Understanding the Different Types of Prostate Problems
Frequent urination, an overwhelming urge to urinate, difficulty urinating, and urinary leakage are uncomfortable symptoms that can be treated, once the underlying cause is found. Conditions associated with urinary incontinence include:
- prostatitis ( an inflammation of the prostate gland)
- enlarged prostate gland
- urethral stricture
Types of Male Incontinence
Bothersome symptoms and urinary incontinence fall into several different categories. Understanding what type of urinary incontinence you are experiencing is an important first step in diagnosing and treating the underlying problem. Expert evaluation can rule out a simple cause, such as a urinary tract infection, and help to determine if you will benefit from non-invasive treatments or medications. More sophisticated imaging can determine if surgery is required.
- Stress incontinence is urinary leakage during physical activity, coughing, laughing, or sneezing.
- Urge incontinence occurs when you feel an immediate sense that you have to go, but release urine before you reach the toilet.
- Mixed incontinence is a combination of stress and urge incontinence.
- Overflow incontinence is urinary leakage that occurs because your bladder never empties. This may signal the presence of an enlarged prostate or urethral stricture.
Enlarged prostate, also known as benign prostate hyperplasia (BPH), is a common problem among older men. As the prostate enlarges, it squeezes the urethra which affects the flow of urine. Symptoms include urinary leaking or dribbling and frequent urination, especially at night.
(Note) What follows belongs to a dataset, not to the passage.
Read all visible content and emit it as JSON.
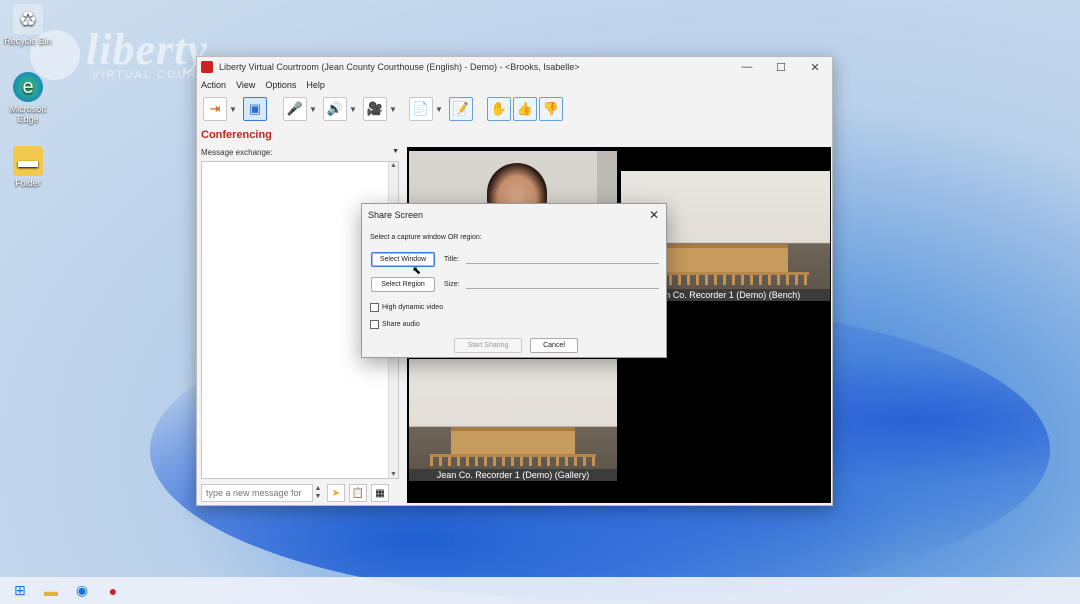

Urethral stricture refers to the presence of scar tissue that narrows the urethra that prevents the normal flow of urine. Doctors often use the analogy of a clogged pipe. A urethral stricture can be painful and is often misdiagnosed. Some urologists may recommend a dilation or urethral incision to widen the urethra. However, the American Urological Association guidelines indicate reconstructive surgery provides the best, long-term outcome for this structural concern.